> Aim of the task: Each line of the entries below that holds "title" is needed, copied in full.

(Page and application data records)
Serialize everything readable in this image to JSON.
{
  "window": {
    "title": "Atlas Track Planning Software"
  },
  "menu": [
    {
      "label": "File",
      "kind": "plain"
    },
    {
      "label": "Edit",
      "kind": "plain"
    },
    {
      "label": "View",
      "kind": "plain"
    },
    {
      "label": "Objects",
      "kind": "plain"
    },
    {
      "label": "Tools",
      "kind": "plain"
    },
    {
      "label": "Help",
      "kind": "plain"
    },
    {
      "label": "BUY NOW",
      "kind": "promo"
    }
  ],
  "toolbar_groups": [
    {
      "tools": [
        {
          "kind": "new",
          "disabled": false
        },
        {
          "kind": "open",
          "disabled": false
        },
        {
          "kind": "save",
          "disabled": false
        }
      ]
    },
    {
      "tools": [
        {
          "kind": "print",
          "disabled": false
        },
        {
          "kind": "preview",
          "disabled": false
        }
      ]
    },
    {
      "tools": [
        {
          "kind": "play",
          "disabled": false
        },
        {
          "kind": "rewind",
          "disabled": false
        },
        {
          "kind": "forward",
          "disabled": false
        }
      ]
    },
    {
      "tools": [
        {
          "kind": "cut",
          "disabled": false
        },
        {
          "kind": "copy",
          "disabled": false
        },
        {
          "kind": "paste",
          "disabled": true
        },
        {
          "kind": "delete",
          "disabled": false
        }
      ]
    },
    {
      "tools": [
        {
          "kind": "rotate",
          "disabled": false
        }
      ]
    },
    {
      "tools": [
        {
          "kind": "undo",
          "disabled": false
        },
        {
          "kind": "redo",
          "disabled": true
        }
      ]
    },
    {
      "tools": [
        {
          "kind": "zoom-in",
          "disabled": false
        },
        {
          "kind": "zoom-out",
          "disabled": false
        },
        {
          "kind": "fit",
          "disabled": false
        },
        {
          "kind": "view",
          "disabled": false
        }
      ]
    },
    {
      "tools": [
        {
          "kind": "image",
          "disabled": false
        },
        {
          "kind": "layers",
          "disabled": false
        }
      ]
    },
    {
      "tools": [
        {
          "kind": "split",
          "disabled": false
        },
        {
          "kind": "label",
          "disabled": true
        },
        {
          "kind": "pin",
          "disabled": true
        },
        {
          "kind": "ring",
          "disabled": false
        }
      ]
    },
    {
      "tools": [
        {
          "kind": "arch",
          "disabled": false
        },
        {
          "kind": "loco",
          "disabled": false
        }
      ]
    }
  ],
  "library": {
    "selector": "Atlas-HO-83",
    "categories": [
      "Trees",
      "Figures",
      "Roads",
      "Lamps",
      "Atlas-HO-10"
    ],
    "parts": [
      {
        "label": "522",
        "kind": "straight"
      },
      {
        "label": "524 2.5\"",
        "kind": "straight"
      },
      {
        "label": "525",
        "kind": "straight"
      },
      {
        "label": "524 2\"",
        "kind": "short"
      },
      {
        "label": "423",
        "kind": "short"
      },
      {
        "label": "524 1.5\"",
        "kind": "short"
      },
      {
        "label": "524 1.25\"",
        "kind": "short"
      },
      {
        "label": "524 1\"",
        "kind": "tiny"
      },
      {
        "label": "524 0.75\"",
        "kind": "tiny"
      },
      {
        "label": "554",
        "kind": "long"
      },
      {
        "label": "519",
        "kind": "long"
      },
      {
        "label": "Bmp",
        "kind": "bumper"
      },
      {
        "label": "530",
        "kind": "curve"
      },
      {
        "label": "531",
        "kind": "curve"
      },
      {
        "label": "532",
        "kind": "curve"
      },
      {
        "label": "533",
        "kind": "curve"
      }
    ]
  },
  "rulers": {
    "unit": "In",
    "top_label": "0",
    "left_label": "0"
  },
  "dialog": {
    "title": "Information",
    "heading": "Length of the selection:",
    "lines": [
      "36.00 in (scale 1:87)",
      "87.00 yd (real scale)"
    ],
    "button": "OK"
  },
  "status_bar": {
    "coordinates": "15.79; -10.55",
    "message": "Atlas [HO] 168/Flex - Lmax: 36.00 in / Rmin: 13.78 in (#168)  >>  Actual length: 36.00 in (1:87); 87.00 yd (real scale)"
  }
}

> Solution to this exercise:
    "title": "Atlas Track Planning Software"
    "title": "Information",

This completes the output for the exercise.